Filed under College Football, Media Punditry/Foibles

2 responses to “Ranking those schedules

  1. Yeah, I know it’s standard operation procedure for SEC fans to rip the Pac-10, but I have no problem with how they do things. If you’re not going to have a conference championship game, then the only legitimate way to do it is a round robin schedule. Plus, the way the conference is set up geographically makes it easy to figure out: you play one of the teams from a region at home one year and one on the road. No ASU having to fly up to UW and WSU in the same year. And, they never back down from OOC scheduling.

    If we want to pile on a joke of a conference, I say we take dead aim at the Big 11.

    • Macallanlover

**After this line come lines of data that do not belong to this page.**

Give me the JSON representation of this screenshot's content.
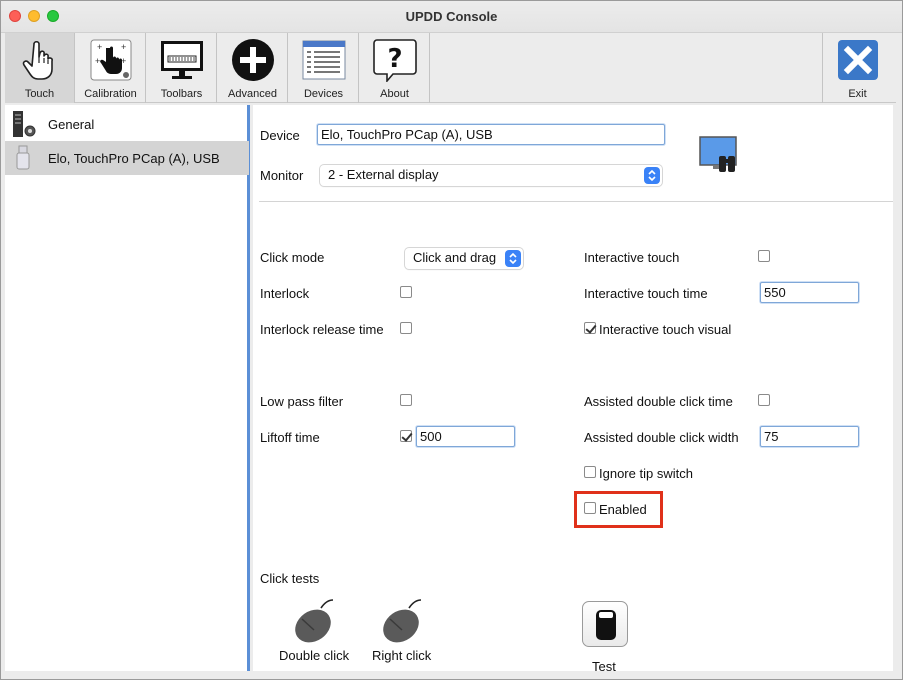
{
  "window": {
    "title": "UPDD Console"
  },
  "toolbar": {
    "items": [
      {
        "label": "Touch",
        "icon": "hand-touch-icon"
      },
      {
        "label": "Calibration",
        "icon": "calibration-icon"
      },
      {
        "label": "Toolbars",
        "icon": "toolbars-icon"
      },
      {
        "label": "Advanced",
        "icon": "plus-circle-icon"
      },
      {
        "label": "Devices",
        "icon": "devices-icon"
      },
      {
        "label": "About",
        "icon": "question-bubble-icon"
      }
    ],
    "exit_label": "Exit",
    "active": "Touch"
  },
  "sidebar": {
    "items": [
      {
        "label": "General",
        "icon": "general-settings-icon",
        "selected": false
      },
      {
        "label": "Elo, TouchPro PCap (A), USB",
        "icon": "usb-icon",
        "selected": true
      }
    ]
  },
  "device": {
    "label": "Device",
    "value": "Elo, TouchPro PCap (A), USB"
  },
  "monitor": {
    "label": "Monitor",
    "value": "2 - External display",
    "icon": "identify-monitor-icon"
  },
  "settings": {
    "click_mode": {
      "label": "Click mode",
      "value": "Click and drag"
    },
    "interlock": {
      "label": "Interlock",
      "checked": false
    },
    "interlock_release_time": {
      "label": "Interlock release time",
      "checked": false
    },
    "low_pass_filter": {
      "label": "Low pass filter",
      "checked": false
    },
    "liftoff_time": {
      "label": "Liftoff time",
      "checked": true,
      "value": "500"
    },
    "interactive_touch": {
      "label": "Interactive touch",
      "checked": false
    },
    "interactive_touch_time": {
      "label": "Interactive touch time",
      "value": "550"
    },
    "interactive_touch_visual": {
      "label": "Interactive touch visual",
      "checked": true
    },
    "assisted_double_click_time": {
      "label": "Assisted double click time",
      "checked": false
    },
    "assisted_double_click_width": {
      "label": "Assisted double click width",
      "value": "75"
    },
    "ignore_tip_switch": {
      "label": "Ignore tip switch",
      "checked": false
    },
    "enabled": {
      "label": "Enabled",
      "checked": false
    }
  },
  "click_tests": {
    "title": "Click tests",
    "double_click": "Double click",
    "right_click": "Right click",
    "test": "Test"
  },
  "colors": {
    "accent": "#3a82f7",
    "highlight": "#e0311a",
    "sidebar_border": "#5b8fd6"
  }
}
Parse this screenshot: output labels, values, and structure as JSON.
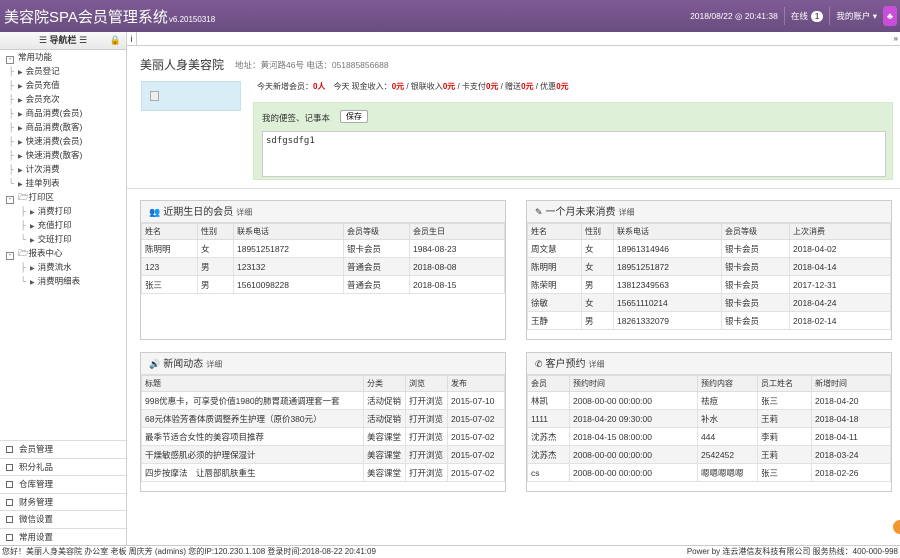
{
  "app": {
    "title": "美容院SPA会员管理系统",
    "version": "v6.20150318",
    "datetime": "2018/08/22 ◎ 20:41:38",
    "online_label": "在线",
    "online_count": "1",
    "account_label": "我的账户"
  },
  "sidebar": {
    "header": "☰ 导航栏 ☰",
    "sections": [
      {
        "label": "常用功能",
        "items": [
          "会员登记",
          "会员充值",
          "会员充次",
          "商品消费(会员)",
          "商品消费(散客)",
          "快速消费(会员)",
          "快速消费(散客)",
          "计次消费",
          "挂单列表"
        ]
      },
      {
        "label": "打印区",
        "items": [
          "消费打印",
          "充值打印",
          "交班打印"
        ]
      },
      {
        "label": "报表中心",
        "items": [
          "消费流水",
          "消费明细表"
        ]
      }
    ],
    "bottom": [
      "会员管理",
      "积分礼品",
      "仓库管理",
      "财务管理",
      "微信设置",
      "常用设置"
    ]
  },
  "main": {
    "shop_name": "美丽人身美容院",
    "shop_address": "地址：黄河路46号 电话：051885856688",
    "stats": [
      {
        "label": "今天新增会员：",
        "value": "0人"
      },
      {
        "label": "今天 现金收入：",
        "value": "0元"
      },
      {
        "label": " / 银联收入",
        "value": "0元"
      },
      {
        "label": " / 卡支付",
        "value": "0元"
      },
      {
        "label": " / 赠送",
        "value": "0元"
      },
      {
        "label": " / 优惠",
        "value": "0元"
      }
    ],
    "memo_label": "我的便签、记事本",
    "memo_save": "保存",
    "memo_text": "sdfgsdfg1"
  },
  "panels": {
    "birthday": {
      "title": "近期生日的会员",
      "detail": "详细",
      "headers": [
        "姓名",
        "性别",
        "联系电话",
        "会员等级",
        "会员生日"
      ],
      "rows": [
        [
          "陈明明",
          "女",
          "18951251872",
          "银卡会员",
          "1984-08-23"
        ],
        [
          "123",
          "男",
          "123132",
          "普通会员",
          "2018-08-08"
        ],
        [
          "张三",
          "男",
          "15610098228",
          "普通会员",
          "2018-08-15"
        ]
      ]
    },
    "noconsume": {
      "title": "一个月未来消费",
      "detail": "详细",
      "headers": [
        "姓名",
        "性别",
        "联系电话",
        "会员等级",
        "上次消费"
      ],
      "rows": [
        [
          "周文慧",
          "女",
          "18961314946",
          "银卡会员",
          "2018-04-02"
        ],
        [
          "陈明明",
          "女",
          "18951251872",
          "银卡会员",
          "2018-04-14"
        ],
        [
          "陈荣明",
          "男",
          "13812349563",
          "银卡会员",
          "2017-12-31"
        ],
        [
          "徐敏",
          "女",
          "15651110214",
          "银卡会员",
          "2018-04-24"
        ],
        [
          "王静",
          "男",
          "18261332079",
          "银卡会员",
          "2018-02-14"
        ]
      ]
    },
    "news": {
      "title": "新闻动态",
      "detail": "详细",
      "headers": [
        "标题",
        "分类",
        "浏览",
        "发布"
      ],
      "rows": [
        [
          "998优惠卡，可享受价值1980的肺胃疏通调理套一套",
          "活动促销",
          "打开浏览",
          "2015-07-10"
        ],
        [
          "68元体验芳香体质调整养生护理（原价380元）",
          "活动促销",
          "打开浏览",
          "2015-07-02"
        ],
        [
          "最季节适合女性的美容项目推荐",
          "美容课堂",
          "打开浏览",
          "2015-07-02"
        ],
        [
          "干燥敏感肌必须的护理保湿计",
          "美容课堂",
          "打开浏览",
          "2015-07-02"
        ],
        [
          "四步按摩法　让唇部肌肤重生",
          "美容课堂",
          "打开浏览",
          "2015-07-02"
        ]
      ]
    },
    "booking": {
      "title": "客户预约",
      "detail": "详细",
      "headers": [
        "会员",
        "预约时间",
        "预约内容",
        "员工姓名",
        "新增时间"
      ],
      "rows": [
        [
          "林凯",
          "2008-00-00 00:00:00",
          "祛痘",
          "张三",
          "2018-04-20"
        ],
        [
          "1111",
          "2018-04-20 09:30:00",
          "补水",
          "王莉",
          "2018-04-18"
        ],
        [
          "沈苏杰",
          "2018-04-15 08:00:00",
          "444",
          "李莉",
          "2018-04-11"
        ],
        [
          "沈苏杰",
          "2008-00-00 00:00:00",
          "2542452",
          "王莉",
          "2018-03-24"
        ],
        [
          "cs",
          "2008-00-00 00:00:00",
          "嗯嗯嗯嗯嗯",
          "张三",
          "2018-02-26"
        ]
      ]
    }
  },
  "status": {
    "left": "您好！美丽人身美容院 办公室 老板 周庆芳 (admins) 您的IP:120.230.1.108 登录时间:2018-08-22 20:41:09",
    "right": "Power by 连云港信友科技有限公司 服务热线：400-000-998"
  }
}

      Agree totally, the Big 11 is the joke in this discussion. The PAC10 may not be a strong conference top to bottom but the round robin is a legit way to detemine a champion in a league with only 10 teams. And you have to give Pete Carroll credit for trying to bolster his SOS by playing at least one legit OOC game per year. I don’t recall them ducking anyone, including SEC teams.